Published on: 04 October 2023
Best Friends Forever author Lisa Williamson shares why books that explore the emotions around moving to secondary school can be so beneficial for students.
Photo: Remy Hunter
It may be 32 years since I started secondary school, but I can still recall my first few terms in Year 7 (back then known simply as 'first year') with startling clarity.
From getting lost en route to lessons (why do all the corridors look the same?), to being separated from my entire friendship group, it was an emotional time. I'd gone from a school with 250 students to one with six times that. Not to mention the fact that at 4'8'' I was significantly smaller than the vast majority of the student population – a small fish in a big pond.
Although I eventually found my feet (at some point in Year 9), those unsettling first few months have always stayed with me and are a big part of the reason I set about writing Best Friends Forever.
I've always loved books about school life (from Malory Towers to The Worst Witch), but back in the early 1990s I was yet to read any books featuring a school setting that I might recognise (i.e. a suburban state comprehensive). With no literary blueprint to guide the way, I most definitely struggled as I desperately tried to work out where I fitted into this scary new world.
How books can help
Supporting children through this tricky time takes time and patience. While some settle into their new environment with apparent ease, others need a bit more help to adjust.
Books about characters moving into Year 7 can help children process complicated feelings about friendship changes and feeling lost in a much larger school.
Best Friends Forever's narrator Lola is put into a different class from her best friend from primary school – a fate that befalls many students. Evie adjusts more quickly than Lola, and Lola battles anger, frustration and jealousy. It's an extra-curricular creative writing club that is the key to Lola's journey.
Pic: Jess Bradley
Spoiler alert: there is no happy ending for Lola and Evie, at least not the one Lola spends most of the book hoping for. This was a very conscious decision on my part. The loss of a friendship is tough no matter what your age, and I would be doing a disservice to my young readers if I shied away from portraying just how painful and difficult it can be to navigate these changes, especially at an already emotionally heightened time.
Equally, I was keen to explore and highlight the many exciting new possibilities that can arise as a result. It is my hope that Lola's story (and the subsequent titles in the Bigg School series) will provide comfort and solace to children navigating those tricky first few months of Year 7, as well as being a valuable insight to Year 5 and 6 students keen to prepare themselves for the next step in their school careers.
Above all, we should strive to reassure children that they are not alone, and that if the few weeks or months of Year 7 are a little bit rocky, it's not only perfectly natural, but a valuable learning experience.

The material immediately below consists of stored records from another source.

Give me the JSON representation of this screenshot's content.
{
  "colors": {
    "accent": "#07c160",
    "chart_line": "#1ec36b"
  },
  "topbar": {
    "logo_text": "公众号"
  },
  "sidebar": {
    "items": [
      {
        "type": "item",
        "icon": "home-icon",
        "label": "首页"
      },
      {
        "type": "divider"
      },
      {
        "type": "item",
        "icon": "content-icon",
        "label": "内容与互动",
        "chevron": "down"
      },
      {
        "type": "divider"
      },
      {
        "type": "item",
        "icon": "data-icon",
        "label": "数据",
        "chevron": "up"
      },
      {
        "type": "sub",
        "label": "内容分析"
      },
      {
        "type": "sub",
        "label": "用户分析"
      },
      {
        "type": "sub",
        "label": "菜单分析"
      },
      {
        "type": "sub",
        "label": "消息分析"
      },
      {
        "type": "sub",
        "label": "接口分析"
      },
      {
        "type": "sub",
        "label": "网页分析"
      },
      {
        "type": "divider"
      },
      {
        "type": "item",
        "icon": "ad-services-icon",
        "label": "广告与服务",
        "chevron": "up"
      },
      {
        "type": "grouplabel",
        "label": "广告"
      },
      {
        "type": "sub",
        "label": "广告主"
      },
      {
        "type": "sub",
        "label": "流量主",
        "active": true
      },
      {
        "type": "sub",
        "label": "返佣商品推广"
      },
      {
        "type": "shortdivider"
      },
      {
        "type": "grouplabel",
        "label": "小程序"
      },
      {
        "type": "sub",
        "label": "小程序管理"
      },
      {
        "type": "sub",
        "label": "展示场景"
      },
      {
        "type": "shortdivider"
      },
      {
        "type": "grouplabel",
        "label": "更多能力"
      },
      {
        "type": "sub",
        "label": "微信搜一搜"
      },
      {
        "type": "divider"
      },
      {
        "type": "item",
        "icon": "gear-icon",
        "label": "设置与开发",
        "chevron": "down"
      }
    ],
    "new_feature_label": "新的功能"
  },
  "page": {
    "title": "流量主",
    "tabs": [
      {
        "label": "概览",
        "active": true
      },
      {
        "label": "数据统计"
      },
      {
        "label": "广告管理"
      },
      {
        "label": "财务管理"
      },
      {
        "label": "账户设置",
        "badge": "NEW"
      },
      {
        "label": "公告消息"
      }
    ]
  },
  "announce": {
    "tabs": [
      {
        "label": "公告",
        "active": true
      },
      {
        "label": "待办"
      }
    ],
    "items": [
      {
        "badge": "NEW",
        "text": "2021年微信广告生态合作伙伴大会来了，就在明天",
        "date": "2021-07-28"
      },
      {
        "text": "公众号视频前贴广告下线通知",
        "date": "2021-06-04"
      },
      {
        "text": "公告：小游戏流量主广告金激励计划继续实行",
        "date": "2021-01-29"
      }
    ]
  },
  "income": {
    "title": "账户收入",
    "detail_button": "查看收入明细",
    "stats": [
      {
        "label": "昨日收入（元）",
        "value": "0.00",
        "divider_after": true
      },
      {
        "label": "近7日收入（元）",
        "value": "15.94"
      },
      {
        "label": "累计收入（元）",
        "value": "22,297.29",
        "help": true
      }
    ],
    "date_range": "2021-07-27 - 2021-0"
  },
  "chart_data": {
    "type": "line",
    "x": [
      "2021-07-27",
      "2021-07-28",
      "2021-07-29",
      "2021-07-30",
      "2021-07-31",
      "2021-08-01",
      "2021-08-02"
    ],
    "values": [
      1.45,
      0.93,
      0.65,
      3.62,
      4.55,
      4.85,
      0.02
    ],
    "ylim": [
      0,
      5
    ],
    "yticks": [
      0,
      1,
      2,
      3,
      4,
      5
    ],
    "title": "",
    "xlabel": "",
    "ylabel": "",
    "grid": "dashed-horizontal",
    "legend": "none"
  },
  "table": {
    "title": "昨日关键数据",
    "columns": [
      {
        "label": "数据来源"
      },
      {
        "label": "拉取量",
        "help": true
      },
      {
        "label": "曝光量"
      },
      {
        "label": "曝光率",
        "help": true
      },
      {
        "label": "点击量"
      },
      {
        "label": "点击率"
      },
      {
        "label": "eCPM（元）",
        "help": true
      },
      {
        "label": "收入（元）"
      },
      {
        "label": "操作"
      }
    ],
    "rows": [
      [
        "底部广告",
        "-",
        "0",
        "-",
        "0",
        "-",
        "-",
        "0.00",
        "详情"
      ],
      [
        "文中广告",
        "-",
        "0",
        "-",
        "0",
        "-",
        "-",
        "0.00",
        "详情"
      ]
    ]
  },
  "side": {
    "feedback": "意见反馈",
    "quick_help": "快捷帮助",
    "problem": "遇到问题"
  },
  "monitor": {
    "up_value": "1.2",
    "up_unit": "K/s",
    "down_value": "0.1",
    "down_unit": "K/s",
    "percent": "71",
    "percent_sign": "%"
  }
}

In the words of Lola's dad: '...not all change is bad... Sometimes change is fun and exciting. And sometimes it takes a bit longer to get used to, but that doesn't mean it's always going to feel painful; I promise you.'